#### [GIVEN INFORMATION]
%%
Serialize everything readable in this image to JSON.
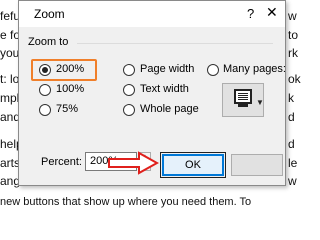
{
  "document": {
    "right_fragments": [
      "w",
      "to",
      "rk",
      "ok",
      "k",
      "d",
      "d",
      "le",
      "w",
      "To"
    ],
    "left_fragments": [
      "feful",
      "e for",
      "your",
      "t: loo",
      "mple",
      "and",
      "help",
      "arts,",
      "ange"
    ],
    "bottom_line": "new buttons that show up where you need them. To"
  },
  "dialog": {
    "title": "Zoom",
    "help_glyph": "?",
    "close_glyph": "✕",
    "group_label": "Zoom to",
    "options": {
      "zoom_200": "200%",
      "zoom_100": "100%",
      "zoom_75": "75%",
      "page_width": "Page width",
      "text_width": "Text width",
      "whole_page": "Whole page",
      "many_pages": "Many pages:"
    },
    "selected_option": "zoom_200",
    "percent_label": "Percent:",
    "percent_value": "200%",
    "ok_label": "OK",
    "cancel_label": ""
  },
  "colors": {
    "highlight": "#f07f2a",
    "arrow": "#e0201c",
    "ok_border": "#0078d7"
  },
  "icons": {
    "many_pages": "monitor-icon",
    "spin_up": "spin-up-icon",
    "spin_down": "spin-down-icon",
    "pointer": "red-arrow-icon"
  }
}
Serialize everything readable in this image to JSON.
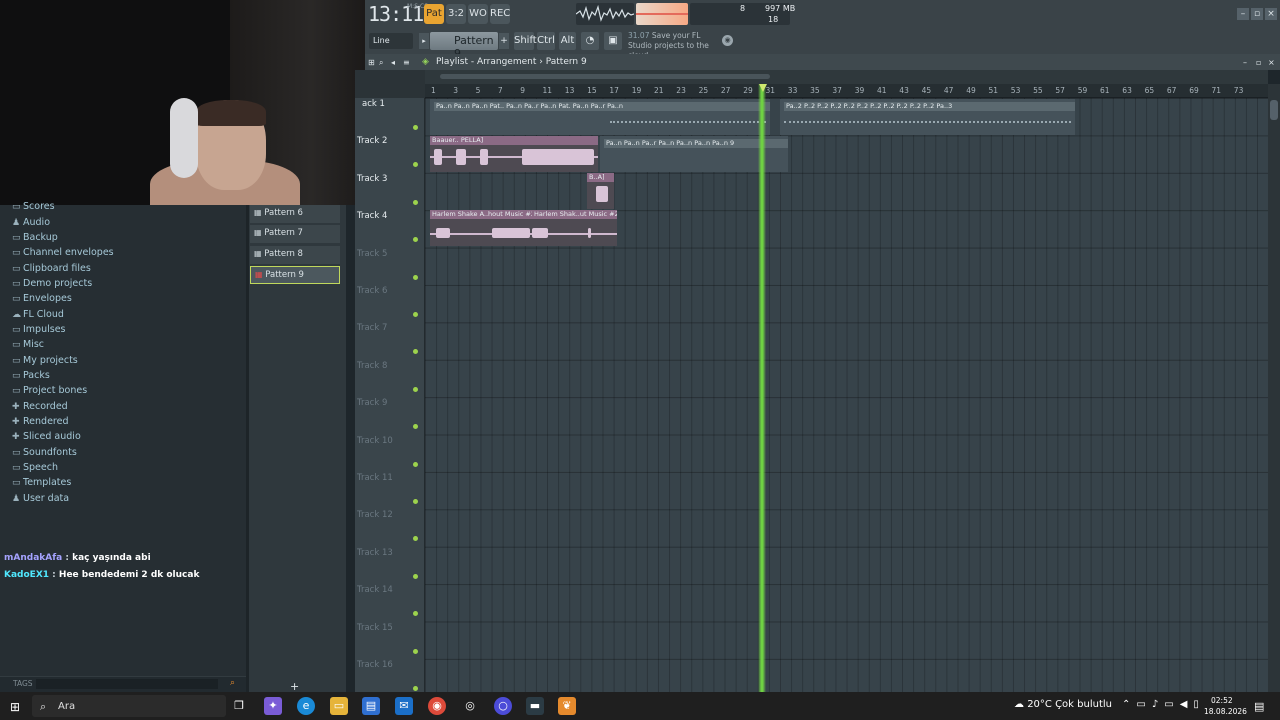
{
  "toolbar": {
    "time": "13:11",
    "time_sub": "M:S:CS",
    "buttons": [
      "Pat",
      "3:2",
      "WO",
      "REC"
    ],
    "cpu": "8",
    "memory": "997 MB",
    "polyphony": "18",
    "snap": "Line",
    "pattern": "Pattern 9",
    "keys": [
      "Shift",
      "Ctrl",
      "Alt"
    ],
    "news_time": "31.07",
    "news_text": "Save your FL Studio projects to the cloud"
  },
  "browser": {
    "items": [
      {
        "label": "Scores",
        "icon": "folder-icon"
      },
      {
        "label": "Audio",
        "icon": "person-icon"
      },
      {
        "label": "Backup",
        "icon": "folder-open-icon"
      },
      {
        "label": "Channel envelopes",
        "icon": "folder-icon"
      },
      {
        "label": "Clipboard files",
        "icon": "folder-icon"
      },
      {
        "label": "Demo projects",
        "icon": "folder-icon"
      },
      {
        "label": "Envelopes",
        "icon": "folder-icon"
      },
      {
        "label": "FL Cloud",
        "icon": "cloud-icon"
      },
      {
        "label": "Impulses",
        "icon": "folder-icon"
      },
      {
        "label": "Misc",
        "icon": "folder-icon"
      },
      {
        "label": "My projects",
        "icon": "folder-icon"
      },
      {
        "label": "Packs",
        "icon": "folder-icon"
      },
      {
        "label": "Project bones",
        "icon": "folder-icon"
      },
      {
        "label": "Recorded",
        "icon": "plus-icon"
      },
      {
        "label": "Rendered",
        "icon": "plus-icon"
      },
      {
        "label": "Sliced audio",
        "icon": "plus-icon"
      },
      {
        "label": "Soundfonts",
        "icon": "folder-icon"
      },
      {
        "label": "Speech",
        "icon": "folder-icon"
      },
      {
        "label": "Templates",
        "icon": "folder-icon"
      },
      {
        "label": "User data",
        "icon": "person-icon"
      }
    ],
    "tags_label": "TAGS"
  },
  "chat": [
    {
      "user": "mAndakAfa",
      "text": "kaç yaşında abi"
    },
    {
      "user": "KadoEX1",
      "text": "Hee bendedemi 2 dk olucak"
    }
  ],
  "picker": {
    "patterns": [
      "Pattern 6",
      "Pattern 7",
      "Pattern 8",
      "Pattern 9"
    ],
    "selected": "Pattern 9"
  },
  "playlist": {
    "title": "Playlist - Arrangement",
    "breadcrumb_sep": "›",
    "pattern": "Pattern 9",
    "bars": [
      "1",
      "3",
      "5",
      "7",
      "9",
      "11",
      "13",
      "15",
      "17",
      "19",
      "21",
      "23",
      "25",
      "27",
      "29",
      "31",
      "33",
      "35",
      "37",
      "39",
      "41",
      "43",
      "45",
      "47",
      "49",
      "51",
      "53",
      "55",
      "57",
      "59",
      "61",
      "63",
      "65",
      "67",
      "69",
      "71",
      "73"
    ],
    "tracks": [
      "ack 1",
      "Track 2",
      "Track 3",
      "Track 4",
      "Track 5",
      "Track 6",
      "Track 7",
      "Track 8",
      "Track 9",
      "Track 10",
      "Track 11",
      "Track 12",
      "Track 13",
      "Track 14",
      "Track 15",
      "Track 16"
    ],
    "clip_labels": {
      "track1": "Pa..n Pa..n Pa..n Pat.. Pa..n Pa..r Pa..n Pat. Pa..n Pa..r Pa..n",
      "track1b": "Pa..2 P..2 P..2 P..2 P..2 P..2 P..2 P..2 P..2 P..2 P..2 Pa..3",
      "track2": "Baauer.. PELLA]",
      "track2b": "Pa..n Pa..n Pa..r Pa..n Pa..n Pa..n Pa..n 9",
      "track3": "B..A]",
      "track4a": "Harlem Shake A..hout Music #2",
      "track4b": "Harlem Shak..ut Music #2"
    }
  },
  "taskbar": {
    "search": "Ara",
    "weather": "20°C  Çok bulutlu",
    "time": "02:52",
    "date": "18.08.2026"
  }
}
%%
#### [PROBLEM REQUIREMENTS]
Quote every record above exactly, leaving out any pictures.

#### [SOLUTION]
Serialize everything readable in this image to JSON.
{
  "document": {
    "right_fragments": [
      "w",
      "to",
      "rk",
      "ok",
      "k",
      "d",
      "d",
      "le",
      "w",
      "To"
    ],
    "left_fragments": [
      "feful",
      "e for",
      "your",
      "t: loo",
      "mple",
      "and",
      "help",
      "arts,",
      "ange"
    ],
    "bottom_line": "new buttons that show up where you need them. To"
  },
  "dialog": {
    "title": "Zoom",
    "help_glyph": "?",
    "close_glyph": "✕",
    "group_label": "Zoom to",
    "options": {
      "zoom_200": "200%",
      "zoom_100": "100%",
      "zoom_75": "75%",
      "page_width": "Page width",
      "text_width": "Text width",
      "whole_page": "Whole page",
      "many_pages": "Many pages:"
    },
    "selected_option": "zoom_200",
    "percent_label": "Percent:",
    "percent_value": "200%",
    "ok_label": "OK",
    "cancel_label": ""
  },
  "colors": {
    "highlight": "#f07f2a",
    "arrow": "#e0201c",
    "ok_border": "#0078d7"
  },
  "icons": {
    "many_pages": "monitor-icon",
    "spin_up": "spin-up-icon",
    "spin_down": "spin-down-icon",
    "pointer": "red-arrow-icon"
  }
}
Serialize everything readable in this image to JSON.
{
  "toolbar": {
    "time": "13:11",
    "time_sub": "M:S:CS",
    "buttons": [
      "Pat",
      "3:2",
      "WO",
      "REC"
    ],
    "cpu": "8",
    "memory": "997 MB",
    "polyphony": "18",
    "snap": "Line",
    "pattern": "Pattern 9",
    "keys": [
      "Shift",
      "Ctrl",
      "Alt"
    ],
    "news_time": "31.07",
    "news_text": "Save your FL Studio projects to the cloud"
  },
  "browser": {
    "items": [
      {
        "label": "Scores",
        "icon": "folder-icon"
      },
      {
        "label": "Audio",
        "icon": "person-icon"
      },
      {
        "label": "Backup",
        "icon": "folder-open-icon"
      },
      {
        "label": "Channel envelopes",
        "icon": "folder-icon"
      },
      {
        "label": "Clipboard files",
        "icon": "folder-icon"
      },
      {
        "label": "Demo projects",
        "icon": "folder-icon"
      },
      {
        "label": "Envelopes",
        "icon": "folder-icon"
      },
      {
        "label": "FL Cloud",
        "icon": "cloud-icon"
      },
      {
        "label": "Impulses",
        "icon": "folder-icon"
      },
      {
        "label": "Misc",
        "icon": "folder-icon"
      },
      {
        "label": "My projects",
        "icon": "folder-icon"
      },
      {
        "label": "Packs",
        "icon": "folder-icon"
      },
      {
        "label": "Project bones",
        "icon": "folder-icon"
      },
      {
        "label": "Recorded",
        "icon": "plus-icon"
      },
      {
        "label": "Rendered",
        "icon": "plus-icon"
      },
      {
        "label": "Sliced audio",
        "icon": "plus-icon"
      },
      {
        "label": "Soundfonts",
        "icon": "folder-icon"
      },
      {
        "label": "Speech",
        "icon": "folder-icon"
      },
      {
        "label": "Templates",
        "icon": "folder-icon"
      },
      {
        "label": "User data",
        "icon": "person-icon"
      }
    ],
    "tags_label": "TAGS"
  },
  "chat": [
    {
      "user": "mAndakAfa",
      "text": "kaç yaşında abi"
    },
    {
      "user": "KadoEX1",
      "text": "Hee bendedemi 2 dk olucak"
    }
  ],
  "picker": {
    "patterns": [
      "Pattern 6",
      "Pattern 7",
      "Pattern 8",
      "Pattern 9"
    ],
    "selected": "Pattern 9"
  },
  "playlist": {
    "title": "Playlist - Arrangement",
    "breadcrumb_sep": "›",
    "pattern": "Pattern 9",
    "bars": [
      "1",
      "3",
      "5",
      "7",
      "9",
      "11",
      "13",
      "15",
      "17",
      "19",
      "21",
      "23",
      "25",
      "27",
      "29",
      "31",
      "33",
      "35",
      "37",
      "39",
      "41",
      "43",
      "45",
      "47",
      "49",
      "51",
      "53",
      "55",
      "57",
      "59",
      "61",
      "63",
      "65",
      "67",
      "69",
      "71",
      "73"
    ],
    "tracks": [
      "ack 1",
      "Track 2",
      "Track 3",
      "Track 4",
      "Track 5",
      "Track 6",
      "Track 7",
      "Track 8",
      "Track 9",
      "Track 10",
      "Track 11",
      "Track 12",
      "Track 13",
      "Track 14",
      "Track 15",
      "Track 16"
    ],
    "clip_labels": {
      "track1": "Pa..n Pa..n Pa..n Pat.. Pa..n Pa..r Pa..n Pat. Pa..n Pa..r Pa..n",
      "track1b": "Pa..2 P..2 P..2 P..2 P..2 P..2 P..2 P..2 P..2 P..2 P..2 Pa..3",
      "track2": "Baauer.. PELLA]",
      "track2b": "Pa..n Pa..n Pa..r Pa..n Pa..n Pa..n Pa..n 9",
      "track3": "B..A]",
      "track4a": "Harlem Shake A..hout Music #2",
      "track4b": "Harlem Shak..ut Music #2"
    }
  },
  "taskbar": {
    "search": "Ara",
    "weather": "20°C  Çok bulutlu",
    "time": "02:52",
    "date": "18.08.2026"
  }
}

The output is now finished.